WELLSVILLE - Tuesday's Village Council meeting yielded little progress toward naming a replacement for the late chief of police Joe Scarabino.
The subject of choosing a new chief was at the forefront of the meeting from the beginning, as residents who were part of a standing-room-only crowd spoke, urging Mayor Susan Haugh to make an appointment.
"Mayor, what are we doing tonight?" asked Mike Varrish, a 10th Street resident who has been outspoken in his criticism of the mayor. "I'm hearing rumors that a fourth guy is in the picture now for the nomination. There is nothing I can say or do to change your mind - I know that. You won't listen to the voices of reason, so I'm going to sit here and watch and wait and, hopefully, you'll come around to the right way of thinking."
Haugh responded that was his opinion. Varrish countered that six council people agreed with his view that Police Lt. Ed Wilson should be Scarabino's successor.
"I do appreciate your passion about this, I really do admire it," said Haugh. "This, (referring to the large crowd in attendance) as much as I respect and appreciate it, I wish this was every single meeting. When this (chief controversy) is all said and done, we may have two or three people here, and it's a shame because there's been a lot going on in Wellsville these last few years."
Haugh called Tuesday night's audience a "small percentage" of the people in Wellsville. She told Varrish that while the audience's opinions matters to her, they represented only a portion of the people she was elected to represent.
"I can't even tell you how many people have come spoke to me personally - I take those into consideration too," said Haugh. "We'll get through this and we'll move forward."
Varrish countered that council members had been in touch with their constituents and who have voiced their support for Wilson.
"For the life of me, I cannot believe that more people have called you and told you they're against Wilson than the people who have called all six of them (council members) - you must be on the phone 24/7."
Haugh responded that she had been on the phone with constituents nearly non-stop in the time since the controversy started.
Nunzio "Sam" Lombardozi, a Clove Street resident and former mayor and member of council, offered the mayor and council some advice. He thanked council and the mayor for keeping open lines of communication and said he feels encouraged by the public's interest in choosing the next chief.
"I feel all of your pain right now, I was in that seat for 14 years," said Lombardozi.
He said village officials have lingered too long on the decision and encouraged them to resolve the issue as soon as possible. He ended his comment with a favorite quotation from a former council person he had served with: "A wise person will change their mind, but a fool never does."
Following the handling of some regular council business, Councilman Randy Allmon asked that council enter executive session for personnel reasons and be joined by the mayor and solicitor Andy Beech.
Despite some speculation that the executive session might have been to discuss the chief's appointment, council returned with a different topic.

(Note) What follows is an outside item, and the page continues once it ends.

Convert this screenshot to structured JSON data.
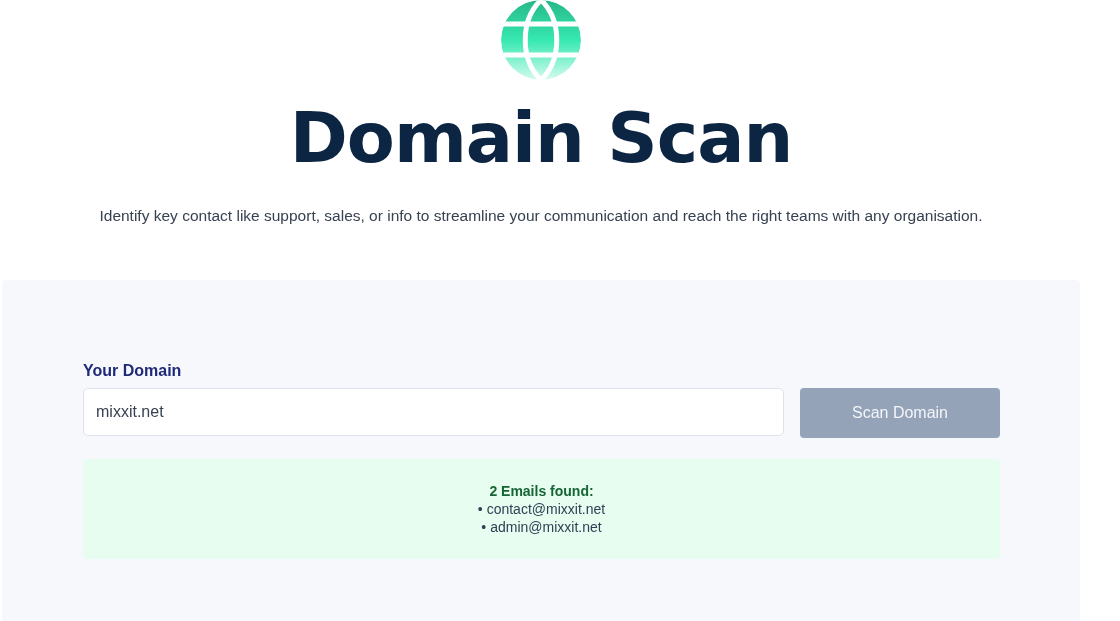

Allmon announced he had been researching the possibility of drug testing all village employees, including elected officials. He reported that he had recently contacted the drug screening company O'Mara Safety Services about providing the village with drug testing services. According to Allmon, the drug testing policy would require all village employees to undergo an initial screening and then random screenings after that. He said drug testing all employees would cost the village about $5,000,, but added there are grants available to defray the expense. He noted that with a drug testing policy the village would get a discounted rate on its workers' compensation coverage.
"Anyone who gets a paycheck in Wellsville will be tested, including us," said Allmon.
Council took no action on adopting the drug testing policy.
At the end of the meeting. Haugh addressed rumors about her absence from previous council meeting.
"Let me say something about me being on vacation, since there was so much discussion about it," said Haugh. "It's the first full week I had taken off in three years - I deserved it. My secretary knew I was on vacation, council member (Tony) Cataldo knew I was on vacation and administrator Thom Edgell knew I was on vacation. I don't pick up and leave without anybody knowing about it, although Facebook would tell it differently. I don't want it put in the paper that I am on vacation, because if I were to go somewhere I would have to cancel because everybody in this area would know my house is empty."